Ironically for us,  the US Census Bureau reported in 2012 that for the first time since the 1920’s, urban growth actually outpaced suburban growth. The changing economy, new technology and new ideals have brought about another seismic shift in our American culture. Downtown is desirable once again. Younger generations find the idea of suburban living boring and stifling. Many NY cities such as Troy, Schenectady, Hudson, Poughkeepsie and others have invested heavily in revitalizing their downtown and waterfront areas. Amsterdam finds itself once again struggling to adapt to changing times.

The City’s Comprehensive Plan, released way back in 2003 pointed in the right direction…

 page IV-12…

…before the City is considered as a true bedroom community option, it must improve its urbanism. It cannot compete as a bedroom community for those who desire to live in the suburbs or in a rural environment. It must present itself as a vibrant, urban community with all of the benefits that a small city can possess. This will require that the City’s downtown be reestablished as the heart of Amsterdam, with a variety of uses and activities mixed together at a fine grain.

The idea of turning Amsterdam into a suburb failed and failed miserably. I believe we now have to make it as a city or we won’t make it at all. But here’s the thing – no one has to lose here. Developing Main Street doesn’t have to disturb the areas of Amsterdam – (like “Henrietta Heights”) which are essentially suburbs already. Amsterdam is a small city, but it’s still big enough to have distinct neighborhoods with unique attributes. Those who desire a suburb don’t have anything to lose by supporting downtown redevelopment efforts. However, I think we all have something to lose if we don’t start coming together as a team and to truly compete as a city.

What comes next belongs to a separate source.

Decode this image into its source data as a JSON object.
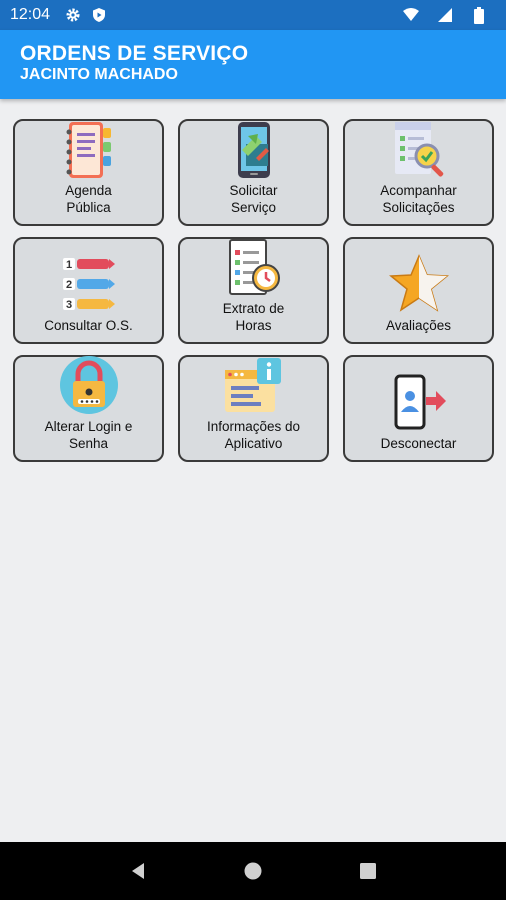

Tim Becker

Tim Becker is the owner of Anthem Websites Inc. which publishes The Compass. He serves as both editor and a writer.